Cheong Wa Dae on Tuesday discovered documents from the former Lee Myung-bak administration that are rumored to contain evidence of links between the government and corporations, local media outlets reported Wednesday.
The contents of the documents, found in the office of the presidential secretary for national security, have not been disclosed. But they reportedly concern the construction of Lotte World Tower in southern Seoul by retail giant Lotte Group, and include information on dealings involving a former Navy chief and the defunct STX Group.
“The document related to Lotte Group is about their construction consent on the Lotte World Tower,” a Cheong Wa Dae official was quoted as saying by the Yonhap News Agency.
While the presidential office told the Korea Herald it could not confirm the content of the documents, pundits view the documents as linked to the construction permit that was granted to the conglomerate long after the request, when the Lee administration took power in 2008.
Lotte World Tower (Yonhap)
The construction of the 555-meter Lotte World Tower in Jamsil, Seoul, had been a decades-old dream of Lotte Group Chairman Shin Kyuk-ho, who bought the plot of land in 1987. Its construction, however, was only permitted in 2010.
The skyscraper project had faced strong opposition from the Air Force, which said the building would hamper operations of nearby Seoul Airport, a military installation in Gyeonggi Province.
As the construction consent was made on the condition the runway angle of the airport be tilted by three degrees, the Lee administration then came under fire for possible links with the corporation. No evidence supporting such allegations was uncovered.
The STX Group document is thought to contain information about the former Navy chief pressuring the business group in 2008 to offer 770 million won ($687,000) to his son’s yacht company in exchange for business favors.

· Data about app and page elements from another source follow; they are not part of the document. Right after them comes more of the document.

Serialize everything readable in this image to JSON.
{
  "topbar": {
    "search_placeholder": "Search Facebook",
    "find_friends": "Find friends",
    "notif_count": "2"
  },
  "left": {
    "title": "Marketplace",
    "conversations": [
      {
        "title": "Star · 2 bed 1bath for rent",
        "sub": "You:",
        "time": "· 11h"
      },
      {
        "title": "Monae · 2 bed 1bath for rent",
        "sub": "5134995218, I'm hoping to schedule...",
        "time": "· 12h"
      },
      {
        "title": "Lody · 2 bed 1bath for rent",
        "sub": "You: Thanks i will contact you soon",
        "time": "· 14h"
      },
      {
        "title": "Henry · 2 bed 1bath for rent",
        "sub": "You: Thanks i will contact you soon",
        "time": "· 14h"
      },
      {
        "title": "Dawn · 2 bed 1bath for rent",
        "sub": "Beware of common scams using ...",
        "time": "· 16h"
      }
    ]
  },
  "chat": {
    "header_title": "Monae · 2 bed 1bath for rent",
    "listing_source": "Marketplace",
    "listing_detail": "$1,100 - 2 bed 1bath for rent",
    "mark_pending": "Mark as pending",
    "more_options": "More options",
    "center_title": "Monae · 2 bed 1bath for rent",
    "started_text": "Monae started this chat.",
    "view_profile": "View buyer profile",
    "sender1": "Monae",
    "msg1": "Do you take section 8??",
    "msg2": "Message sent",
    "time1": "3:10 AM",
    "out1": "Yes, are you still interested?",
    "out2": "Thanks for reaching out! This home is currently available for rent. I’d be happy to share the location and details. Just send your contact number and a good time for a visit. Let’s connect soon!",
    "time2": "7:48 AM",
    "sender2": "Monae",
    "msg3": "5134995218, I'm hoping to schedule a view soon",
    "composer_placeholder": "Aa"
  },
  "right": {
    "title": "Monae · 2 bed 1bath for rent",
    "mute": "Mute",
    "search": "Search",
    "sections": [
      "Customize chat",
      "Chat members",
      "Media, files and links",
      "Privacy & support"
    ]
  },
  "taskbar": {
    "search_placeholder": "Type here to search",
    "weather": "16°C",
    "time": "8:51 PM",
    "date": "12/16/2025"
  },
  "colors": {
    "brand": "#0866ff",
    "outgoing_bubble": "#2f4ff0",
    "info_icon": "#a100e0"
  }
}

Jung Ok-keun, chief of naval operations from 2008 to 2010 was sentenced to four years in prison.
Cheong Wa Dae is believed to be weighing the options of opening them to the public, as the documents contain evidence of previous government misdeeds.
“Opinions are divided inside on whether to reveal to the public or to let it be known through prosecutorial investigation,” Yonhap quoted an unnamed presidential officer as saying.
It had previously revealed some of the documents compiled by former President Park Geun-hye, found in other offices of the presidential aides, and submitted the copies of the documents as evidence to special prosecutor Park Young-soo, who investigated the former president during her impeachment.
The revealed documents hinted at links between Park and Samsung Electronics Vice Chairman Lee Jae-yong, and suggested Park provided backdoor support for a smooth leadership transfer of Lee. The two are currently detained and standing trial on bribery charges.
An official at the presidential office put tape on the box containing presidential documents found in the offices of presidnetial secretaries, to deliver them to the Presidential Archive at the Blue House on July 14. (Yonhap)
The original documents discovered in the office of the presidential secretary for national security are expected to be transferred to the presidential archives, while copies related to the misdeeds would likely be submitted to the prosecution.
The conservative parties that formed the previous administrations have lashed out at the government for leaking information about the secret presidential documents, accusing it of carrying out a political vendetta against the former governments.
The main opposition Liberty Korea Party filed a complaint against presidential spokesperson Park Soo-hyun on July 19 for violating the Management of Presidential Archives Act, which prohibits concealing or divulging of presidential records without permission.
By Jo He-rim (email@example.com)